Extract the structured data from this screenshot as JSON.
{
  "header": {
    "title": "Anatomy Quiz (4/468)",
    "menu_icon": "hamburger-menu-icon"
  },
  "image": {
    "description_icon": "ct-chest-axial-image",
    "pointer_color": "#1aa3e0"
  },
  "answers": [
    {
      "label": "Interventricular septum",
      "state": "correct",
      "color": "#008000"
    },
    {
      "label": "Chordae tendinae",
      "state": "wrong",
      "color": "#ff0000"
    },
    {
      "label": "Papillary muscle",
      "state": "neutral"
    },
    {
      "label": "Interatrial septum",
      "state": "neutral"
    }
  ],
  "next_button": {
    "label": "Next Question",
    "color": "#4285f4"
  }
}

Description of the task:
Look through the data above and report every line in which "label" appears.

Your solution:
      "label": "Interventricular septum",
      "label": "Chordae tendinae",
      "label": "Papillary muscle",
      "label": "Interatrial septum",
    "label": "Next Question",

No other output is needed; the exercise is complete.